If you’ve seen Hope Communities in Bloom (CiB) chairperson Victor Smith after the Chainsaw Carving Competition last week, you would have noticed that he got a little tanned.
That’s because he and about 10 other volunteers spent multiple days putting together the competition, which he said was at its busiest on Saturday. On Saturday, a full showing of vendors, the Great Fraser River Salmon BBQ Competition and partner events hosted by Envision Financial, University of the Fraser Valley and Hope Mountain Centre drew big crowds to Memorial Park.
Three judges awarded the top three prizes to Chris Foltz, Jacob Lucas and Mark Colp, in descending order. The people, on the other hand, decided to pick Ryan Cook to receive the People’s Choice award.

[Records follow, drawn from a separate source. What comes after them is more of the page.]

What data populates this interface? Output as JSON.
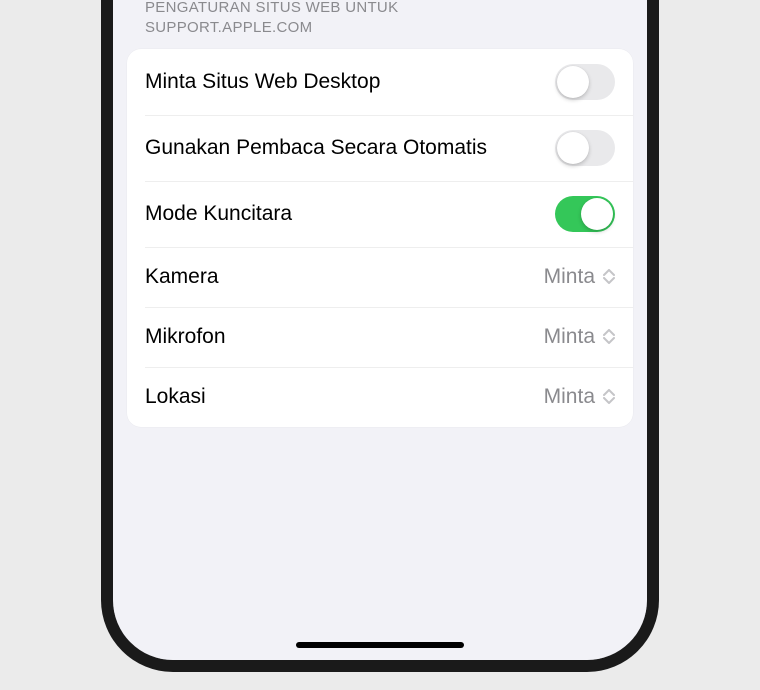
{
  "section": {
    "header_line1": "PENGATURAN SITUS WEB UNTUK",
    "header_line2": "SUPPORT.APPLE.COM"
  },
  "rows": {
    "desktop": {
      "label": "Minta Situs Web Desktop",
      "on": false
    },
    "reader": {
      "label": "Gunakan Pembaca Secara Otomatis",
      "on": false
    },
    "lockdown": {
      "label": "Mode Kuncitara",
      "on": true
    },
    "camera": {
      "label": "Kamera",
      "value": "Minta"
    },
    "microphone": {
      "label": "Mikrofon",
      "value": "Minta"
    },
    "location": {
      "label": "Lokasi",
      "value": "Minta"
    }
  }
}
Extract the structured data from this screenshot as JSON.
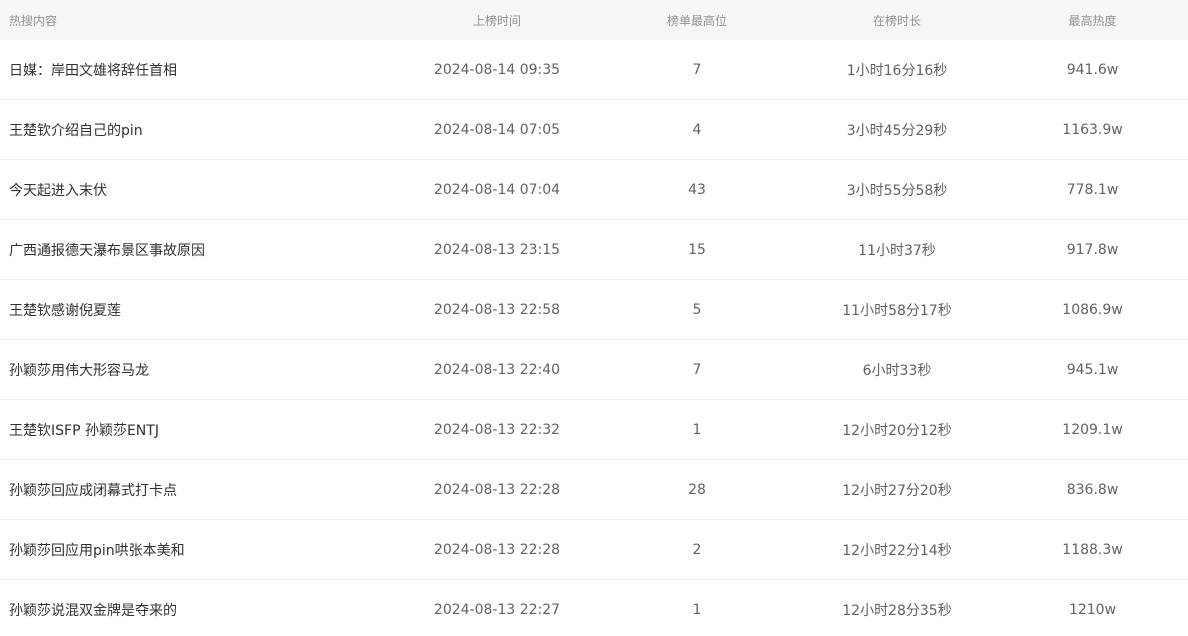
{
  "columns": {
    "content": "热搜内容",
    "time": "上榜时间",
    "rank": "榜单最高位",
    "duration": "在榜时长",
    "heat": "最高热度"
  },
  "rows": [
    {
      "title": "日媒：岸田文雄将辞任首相",
      "time": "2024-08-14 09:35",
      "rank": "7",
      "duration": "1小时16分16秒",
      "heat": "941.6w"
    },
    {
      "title": "王楚钦介绍自己的pin",
      "time": "2024-08-14 07:05",
      "rank": "4",
      "duration": "3小时45分29秒",
      "heat": "1163.9w"
    },
    {
      "title": "今天起进入末伏",
      "time": "2024-08-14 07:04",
      "rank": "43",
      "duration": "3小时55分58秒",
      "heat": "778.1w"
    },
    {
      "title": "广西通报德天瀑布景区事故原因",
      "time": "2024-08-13 23:15",
      "rank": "15",
      "duration": "11小时37秒",
      "heat": "917.8w"
    },
    {
      "title": "王楚钦感谢倪夏莲",
      "time": "2024-08-13 22:58",
      "rank": "5",
      "duration": "11小时58分17秒",
      "heat": "1086.9w"
    },
    {
      "title": "孙颖莎用伟大形容马龙",
      "time": "2024-08-13 22:40",
      "rank": "7",
      "duration": "6小时33秒",
      "heat": "945.1w"
    },
    {
      "title": "王楚钦ISFP 孙颖莎ENTJ",
      "time": "2024-08-13 22:32",
      "rank": "1",
      "duration": "12小时20分12秒",
      "heat": "1209.1w"
    },
    {
      "title": "孙颖莎回应成闭幕式打卡点",
      "time": "2024-08-13 22:28",
      "rank": "28",
      "duration": "12小时27分20秒",
      "heat": "836.8w"
    },
    {
      "title": "孙颖莎回应用pin哄张本美和",
      "time": "2024-08-13 22:28",
      "rank": "2",
      "duration": "12小时22分14秒",
      "heat": "1188.3w"
    },
    {
      "title": "孙颖莎说混双金牌是夺来的",
      "time": "2024-08-13 22:27",
      "rank": "1",
      "duration": "12小时28分35秒",
      "heat": "1210w"
    }
  ]
}
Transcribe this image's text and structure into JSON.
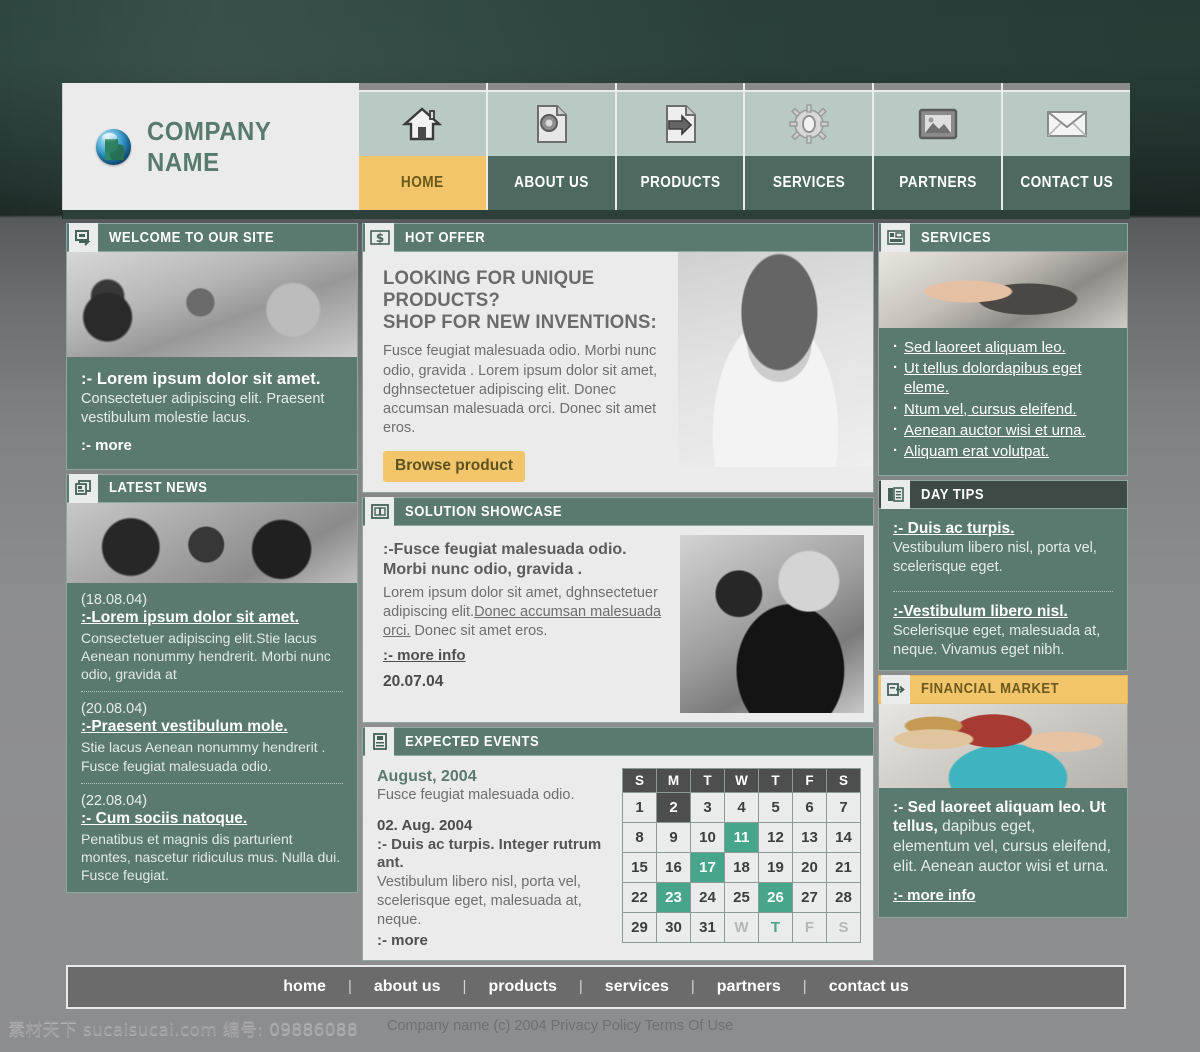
{
  "header": {
    "brand_name": "COMPANY NAME",
    "logo_icon": "globe-icon",
    "nav": [
      {
        "label": "HOME",
        "icon": "home-icon",
        "active": true
      },
      {
        "label": "ABOUT US",
        "icon": "document-icon",
        "active": false
      },
      {
        "label": "PRODUCTS",
        "icon": "arrow-page-icon",
        "active": false
      },
      {
        "label": "SERVICES",
        "icon": "gear-icon",
        "active": false
      },
      {
        "label": "PARTNERS",
        "icon": "picture-icon",
        "active": false
      },
      {
        "label": "CONTACT US",
        "icon": "envelope-icon",
        "active": false
      }
    ]
  },
  "welcome": {
    "title": "WELCOME TO OUR SITE",
    "icon": "screen-arrow-icon",
    "lede": ":- Lorem ipsum dolor sit amet.",
    "body": "Consectetuer adipiscing elit. Praesent vestibulum molestie lacus.",
    "more": ":- more"
  },
  "latest_news": {
    "title": "LATEST NEWS",
    "icon": "news-stack-icon",
    "items": [
      {
        "date": "(18.08.04)",
        "title": ":-Lorem ipsum dolor sit amet.",
        "text": "Consectetuer adipiscing elit.Stie lacus Aenean nonummy hendrerit. Morbi nunc odio, gravida at"
      },
      {
        "date": "(20.08.04)",
        "title": ":-Praesent vestibulum mole.",
        "text": "Stie lacus Aenean nonummy hendrerit . Fusce feugiat malesuada odio."
      },
      {
        "date": "(22.08.04)",
        "title": ":- Cum sociis natoque.",
        "text": "Penatibus et magnis dis parturient montes, nascetur ridiculus mus. Nulla dui. Fusce feugiat."
      }
    ]
  },
  "hot_offer": {
    "title": "HOT OFFER",
    "icon": "dollar-icon",
    "heading_line1": "LOOKING FOR UNIQUE PRODUCTS?",
    "heading_line2": "SHOP FOR NEW INVENTIONS:",
    "body": "Fusce feugiat malesuada odio. Morbi nunc odio, gravida . Lorem ipsum dolor sit amet, dghnsectetuer adipiscing elit. Donec accumsan malesuada orci. Donec sit amet eros.",
    "button": "Browse product",
    "photo": "woman-portrait-photo"
  },
  "solution_showcase": {
    "title": "SOLUTION SHOWCASE",
    "icon": "frame-icon",
    "heading": ":-Fusce feugiat malesuada odio. Morbi nunc odio, gravida .",
    "body_part1": "Lorem ipsum dolor sit amet, dghnsectetuer adipiscing elit.",
    "body_link": "Donec accumsan malesuada orci.",
    "body_part2": " Donec sit amet eros.",
    "more": ":- more info",
    "date": "20.07.04",
    "photo": "two-people-reading-photo"
  },
  "expected_events": {
    "title": "EXPECTED EVENTS",
    "icon": "calendar-page-icon",
    "month_label": "August, 2004",
    "month_sub": "Fusce feugiat malesuada odio.",
    "event_date": "02. Aug. 2004",
    "event_title": ":- Duis ac turpis. Integer rutrum ant.",
    "event_body": "Vestibulum libero nisl, porta vel, scelerisque eget, malesuada at, neque.",
    "more": ":- more",
    "calendar": {
      "weekdays": [
        "S",
        "M",
        "T",
        "W",
        "T",
        "F",
        "S"
      ],
      "weeks": [
        [
          {
            "d": "1"
          },
          {
            "d": "2",
            "state": "sel"
          },
          {
            "d": "3"
          },
          {
            "d": "4"
          },
          {
            "d": "5"
          },
          {
            "d": "6"
          },
          {
            "d": "7"
          }
        ],
        [
          {
            "d": "8"
          },
          {
            "d": "9"
          },
          {
            "d": "10"
          },
          {
            "d": "11",
            "state": "hi"
          },
          {
            "d": "12"
          },
          {
            "d": "13"
          },
          {
            "d": "14"
          }
        ],
        [
          {
            "d": "15"
          },
          {
            "d": "16"
          },
          {
            "d": "17",
            "state": "hi"
          },
          {
            "d": "18"
          },
          {
            "d": "19"
          },
          {
            "d": "20"
          },
          {
            "d": "21"
          }
        ],
        [
          {
            "d": "22"
          },
          {
            "d": "23",
            "state": "hi"
          },
          {
            "d": "24"
          },
          {
            "d": "25"
          },
          {
            "d": "26",
            "state": "hi"
          },
          {
            "d": "27"
          },
          {
            "d": "28"
          }
        ],
        [
          {
            "d": "29"
          },
          {
            "d": "30"
          },
          {
            "d": "31"
          },
          {
            "d": "W",
            "state": "muted"
          },
          {
            "d": "T",
            "state": "muted-t"
          },
          {
            "d": "F",
            "state": "muted"
          },
          {
            "d": "S",
            "state": "muted"
          }
        ]
      ]
    }
  },
  "services": {
    "title": "SERVICES",
    "icon": "layout-blocks-icon",
    "photo": "hands-on-keyboard-photo",
    "items": [
      "Sed laoreet aliquam leo.",
      "Ut tellus dolordapibus eget eleme.",
      "Ntum vel, cursus eleifend.",
      "Aenean auctor wisi et urna.",
      "Aliquam erat volutpat."
    ]
  },
  "day_tips": {
    "title": "DAY TIPS",
    "icon": "book-page-icon",
    "tips": [
      {
        "title": ":- Duis ac turpis.",
        "body": "Vestibulum libero nisl, porta vel,  scelerisque eget."
      },
      {
        "title": ":-Vestibulum libero nisl.",
        "body": "Scelerisque eget, malesuada at, neque. Vivamus eget nibh."
      }
    ]
  },
  "financial_market": {
    "title": "FINANCIAL MARKET",
    "icon": "export-box-icon",
    "photo": "business-people-photo",
    "lede_bold": ":- Sed laoreet aliquam leo. Ut tellus,",
    "lede_rest": " dapibus eget, elementum vel, cursus eleifend, elit. Aenean auctor wisi et urna.",
    "more": ":- more info"
  },
  "footer": {
    "links": [
      "home",
      "about us",
      "products",
      "services",
      "partners",
      "contact us"
    ],
    "divider": "|",
    "copyright": "Company name (c) 2004 Privacy Policy  Terms Of Use"
  },
  "watermark": {
    "text": "素材天下 sucaisucai.com  编号:",
    "number": "09886088"
  }
}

Smith said that judges awarded the top prize to Foltz because his seams were of a high quality, his cuts were “nice and clean and sharp,” and his carving had good contrast with burning and clear coat.
“When he does the finish coat, he uses the Minwax (varnish) that we use, but he also, per gallon, puts in a quart of mineral oil, which then causes it to soak in better, which gives it better life for the carving,” said Smith. “It makes it easier for us to do the maintenance down the road.”
As to why the people’s choice award went to Cook, Smith said that people liked the Lion King carving Cook made.
“People love that because people just said, ‘Awwww,’ and kids and all that recognize that,” said Smith. “When we do the voting, we want everybody to vote so we’d give a vote to a kid and you don’t tell anybody and make the vote.”
Asked if the Chainsaw Carving Competition was affected by the wildfires, Smith said that he had to source wood locally.
“Where we had got wood before, there were fires going on in the area, so we definitely had to reinvent where we got the wood from,” said Smith.
Several carvings from the event will go around Hope, including one near the Fraser Bridge.
“We haven’t had one for quite a while there, so we want to put one up there,” said Smith.
All money raised at the event will go back into the community through CiB’s projects, such as the train conductor bear on Sixth Avenue and the Mile Zero stone carving where Sixth Avenue intersects with the Old Hope Princeton Way.
“There will be storyboards in there and then we’re going to put a milepost up with different places in the world and it will be solar powered,” said Smith. “Expect that to come in the next 60 days.”